– Jon Updike
Originally appeared in The New Yorker (Jan. 18, 1964).
i am very late to the party and only just now watching hannibal. just started the last season and very pleased for the increased presence of gillian anderson.

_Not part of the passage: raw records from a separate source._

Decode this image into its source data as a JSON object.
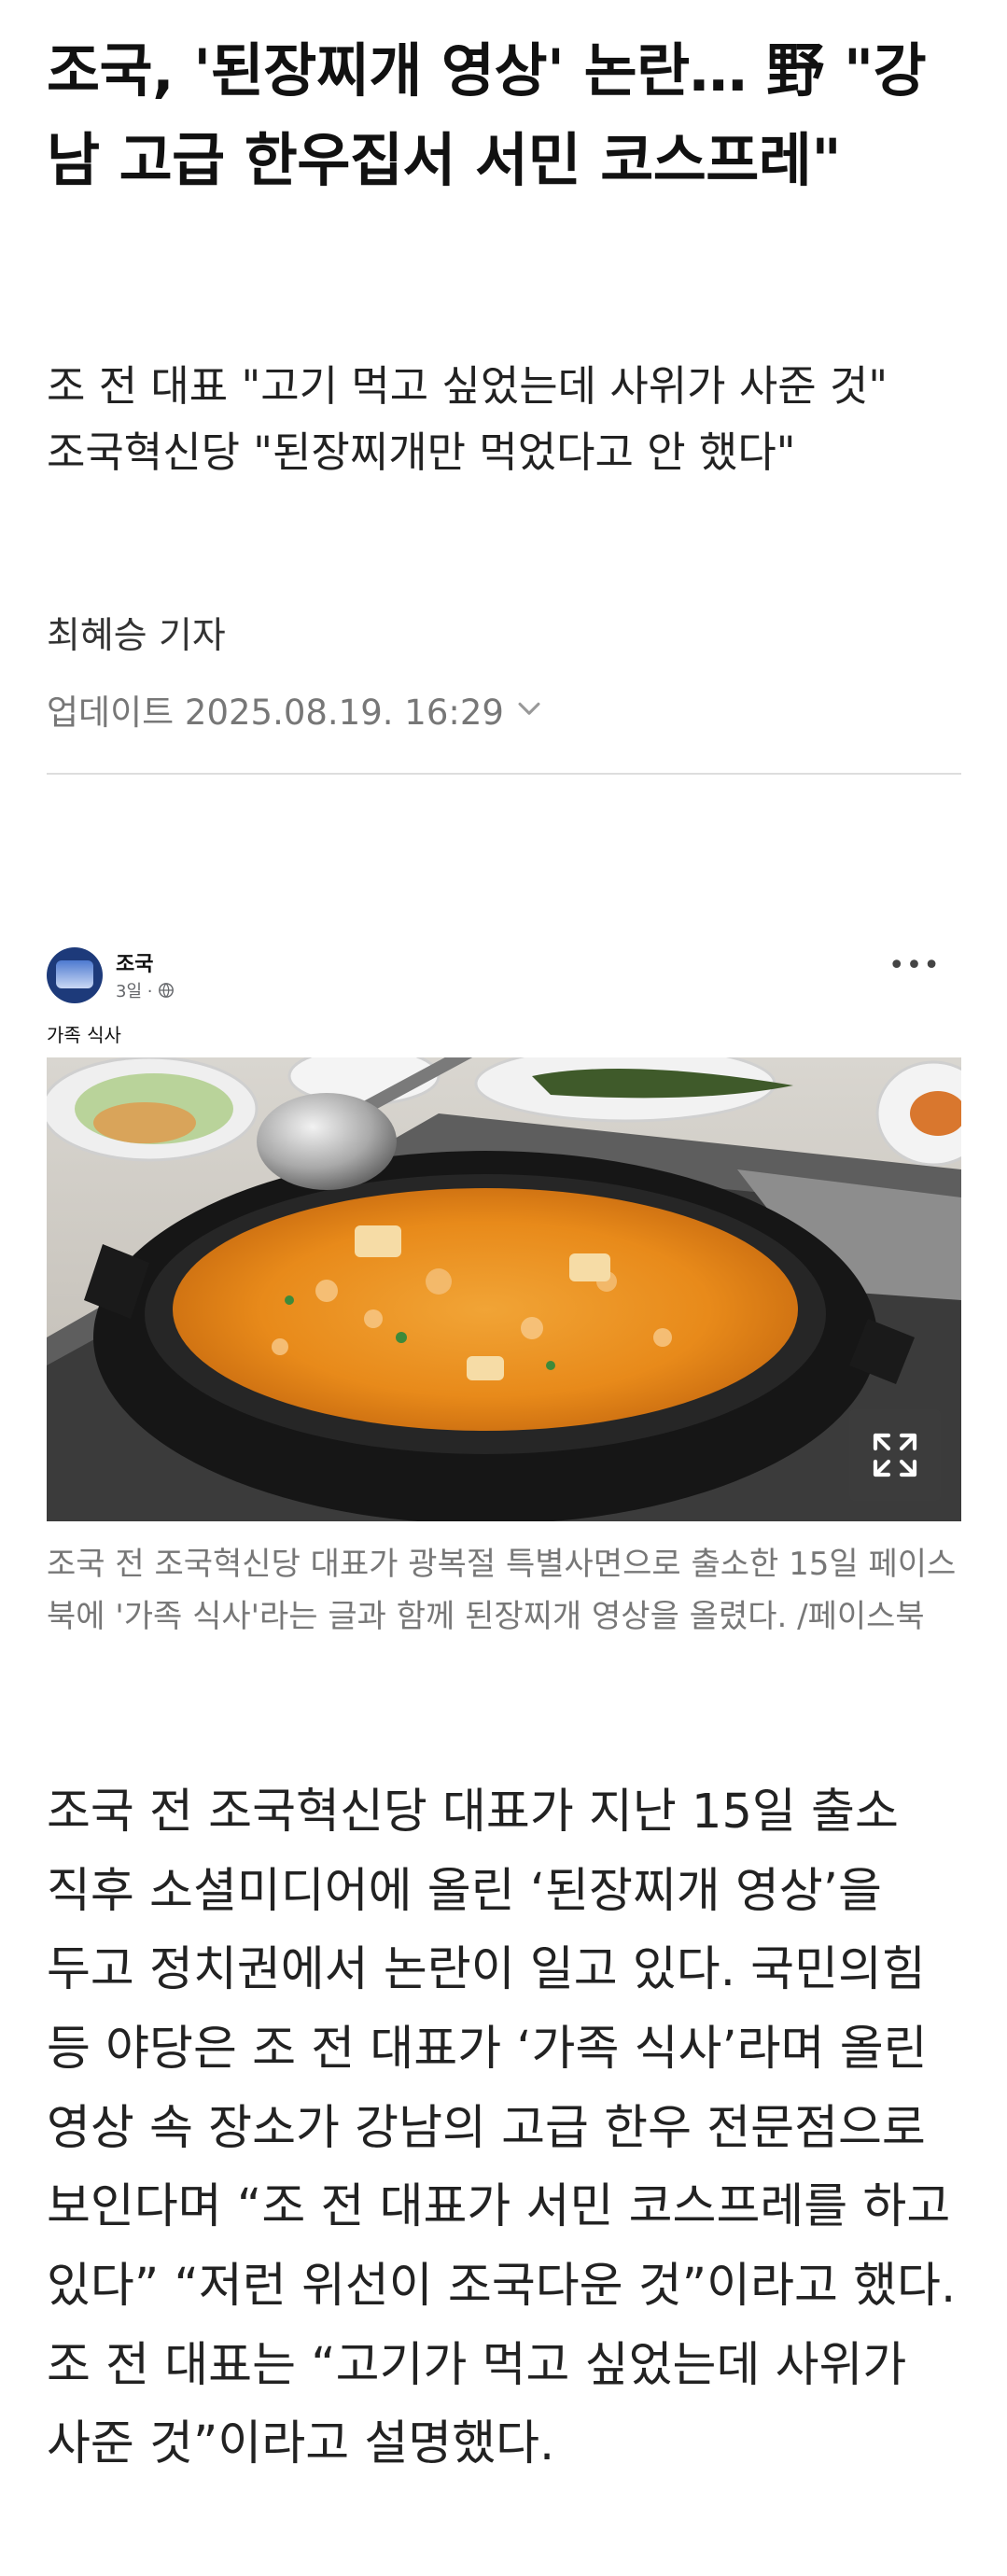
{
  "article": {
    "headline": "조국, '된장찌개 영상' 논란… 野 \"강남 고급 한우집서 서민 코스프레\"",
    "subheadings": [
      "조 전 대표 \"고기 먹고 싶었는데 사위가 사준 것\"",
      "조국혁신당 \"된장찌개만 먹었다고 안 했다\""
    ],
    "byline": "최혜승 기자",
    "updated": "업데이트 2025.08.19. 16:29"
  },
  "embed": {
    "author": "조국",
    "time": "3일 ·",
    "post_text": "가족 식사",
    "more_icon": "more-dots-icon",
    "privacy_icon": "globe-icon",
    "expand_icon": "expand-arrows-icon"
  },
  "photo_caption": "조국 전 조국혁신당 대표가 광복절 특별사면으로 출소한 15일 페이스북에 '가족 식사'라는 글과 함께 된장찌개 영상을 올렸다. /페이스북",
  "body": "조국 전 조국혁신당 대표가 지난 15일 출소 직후 소셜미디어에 올린 ‘된장찌개 영상’을 두고 정치권에서 논란이 일고 있다. 국민의힘 등 야당은 조 전 대표가 ‘가족 식사’라며 올린 영상 속 장소가 강남의 고급 한우 전문점으로 보인다며 “조 전 대표가 서민 코스프레를 하고 있다” “저런 위선이 조국다운 것”이라고 했다. 조 전 대표는 “고기가 먹고 싶었는데 사위가 사준 것”이라고 설명했다."
}
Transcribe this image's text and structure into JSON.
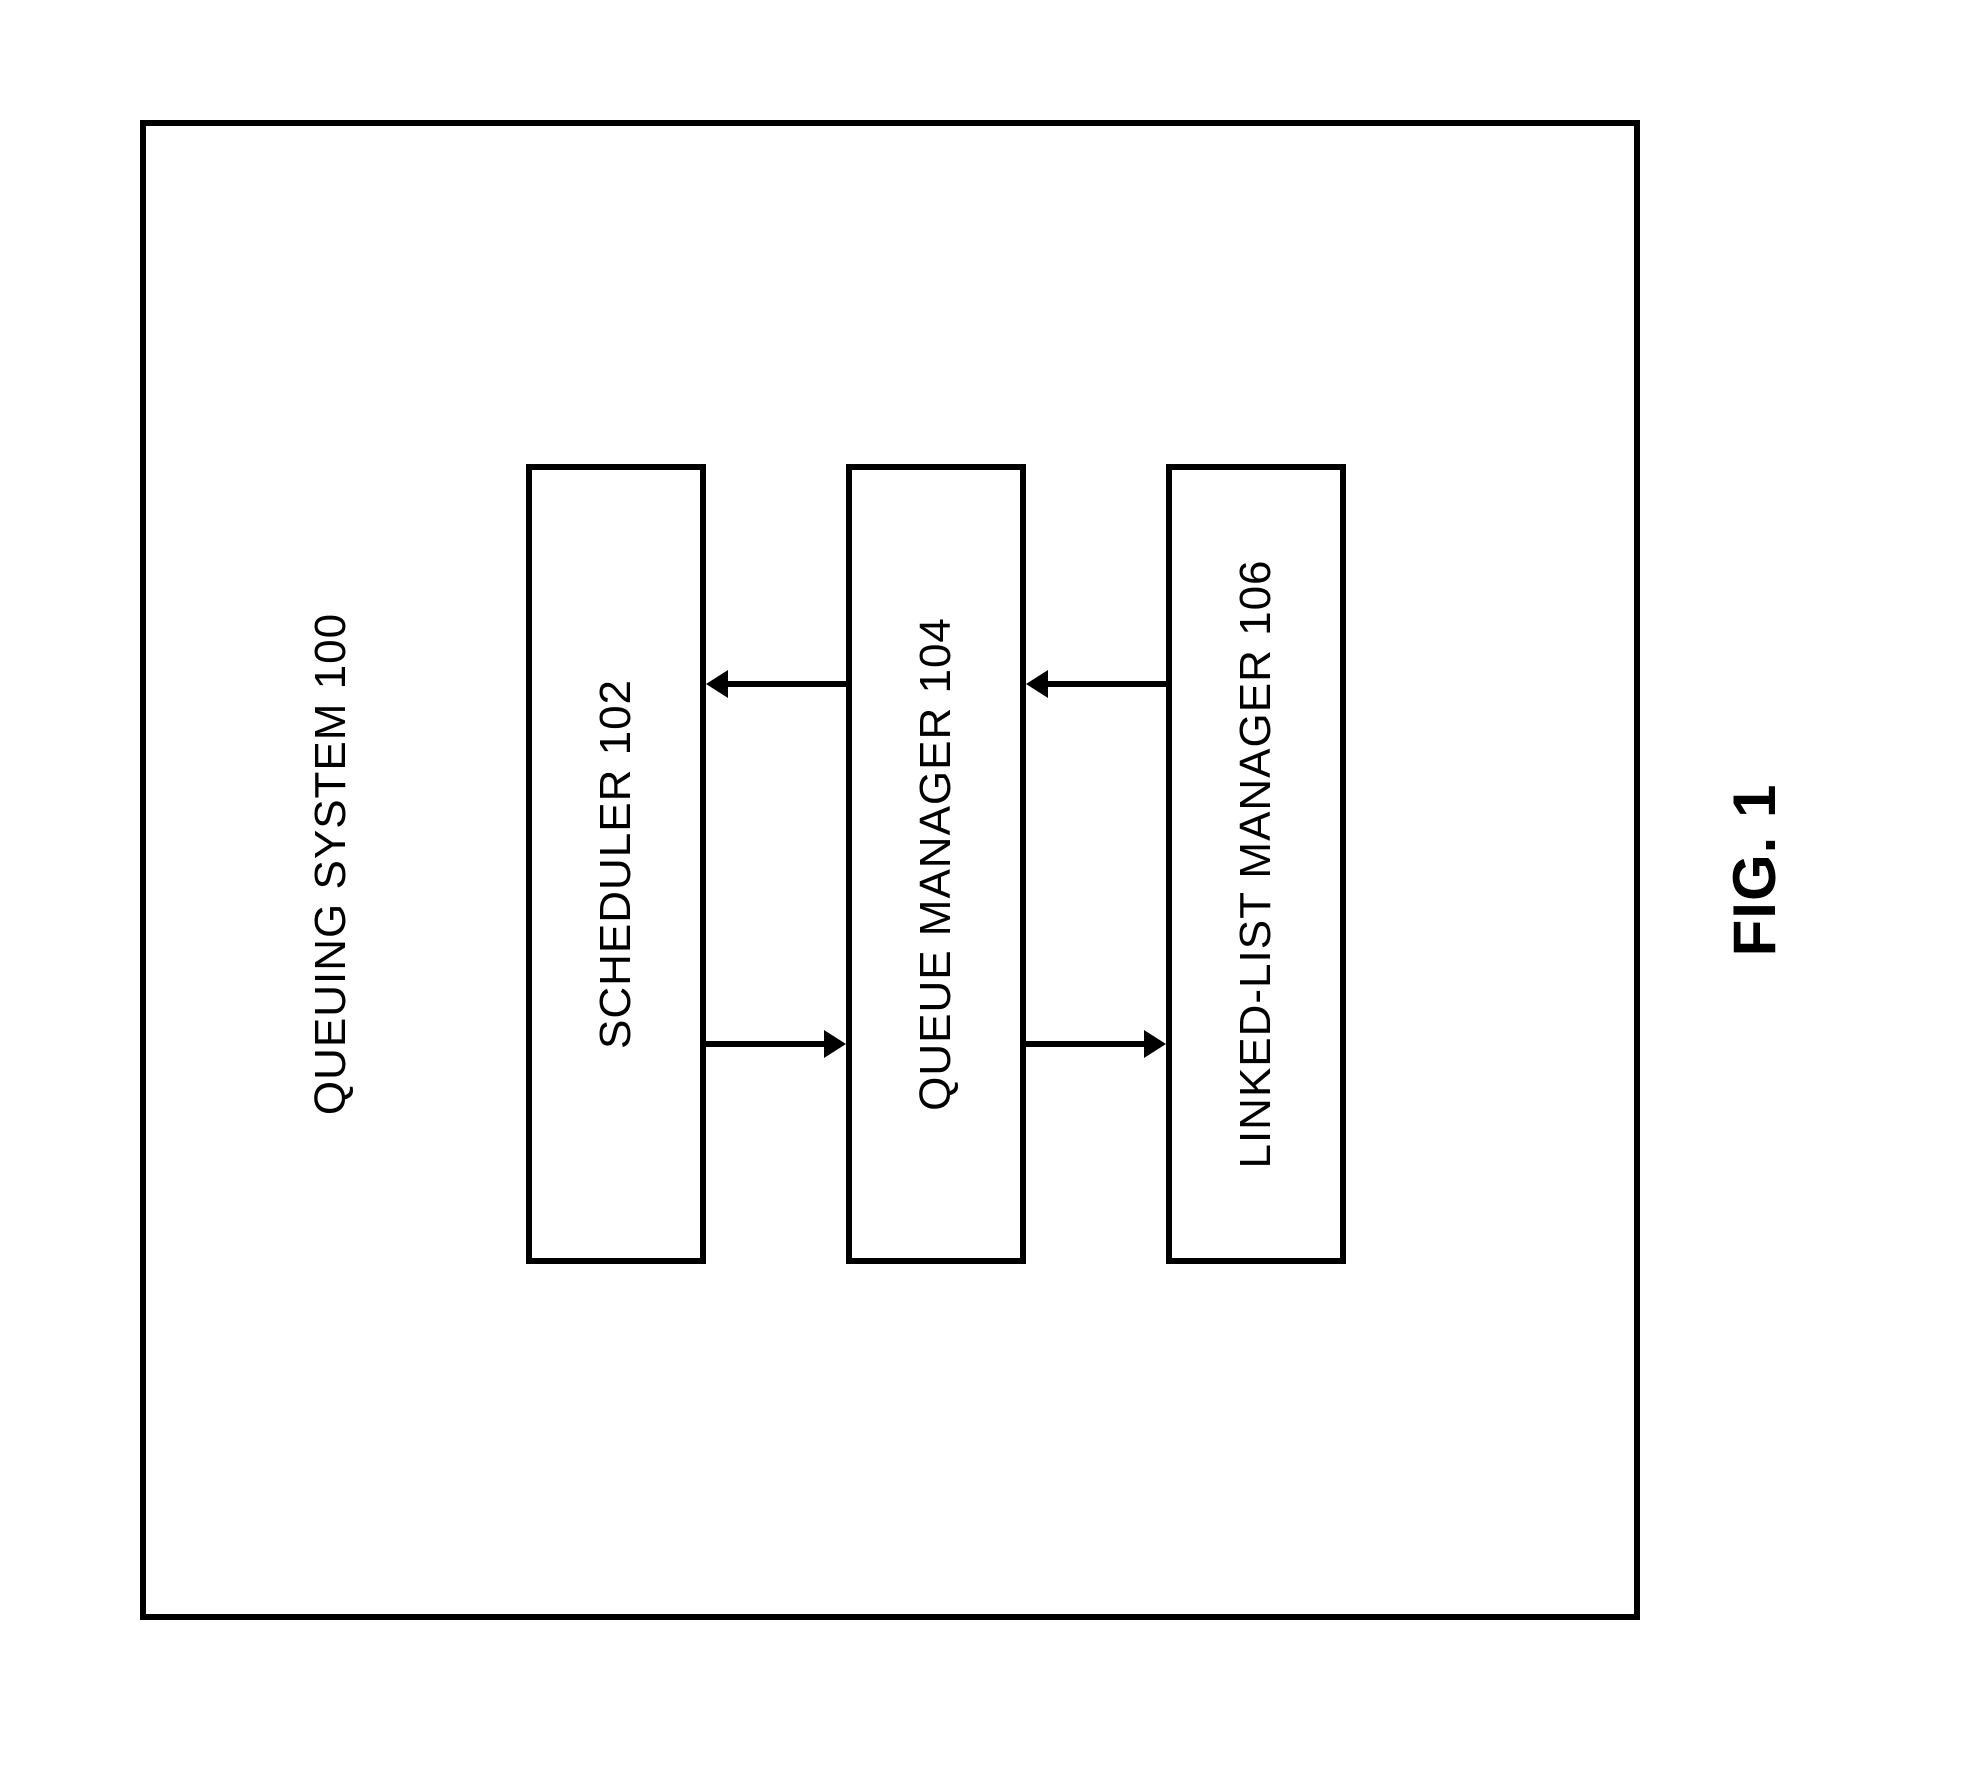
{
  "figure_label": "FIG. 1",
  "system": {
    "title": "QUEUING SYSTEM 100",
    "blocks": {
      "scheduler": "SCHEDULER 102",
      "queue_manager": "QUEUE MANAGER 104",
      "linked_list_manager": "LINKED-LIST MANAGER 106"
    }
  },
  "connections": [
    {
      "from": "scheduler",
      "to": "queue_manager",
      "bidirectional": true
    },
    {
      "from": "queue_manager",
      "to": "linked_list_manager",
      "bidirectional": true
    }
  ]
}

Somewhere in his timey-wimey timeline between making us swoon in Doctor Who and terrorizing us to death in Jessica Jones, David “DTenntz” Tennant was flirting with the idea of taking a villainous role on American primetime television. That character, as you can surmise from the headline, was Hannibal Lecter on NBC’s cult-favorite Hannibal series, although the role ultimately went to noted spooky man Mads Mikkelsen instead. Still, what could’ve been! “I met Bryan Fuller a couple of times, and we talked about it,” Tennant told EW. “But I think they quite wisely chose Mads Mikkelsen, I think he was a perfect choice for it, and I think he did things with that character that I wouldn’t have managed, so I think the right man got the job.” To make up for the loss, Tennant will take a selfie wearing a leather face mask.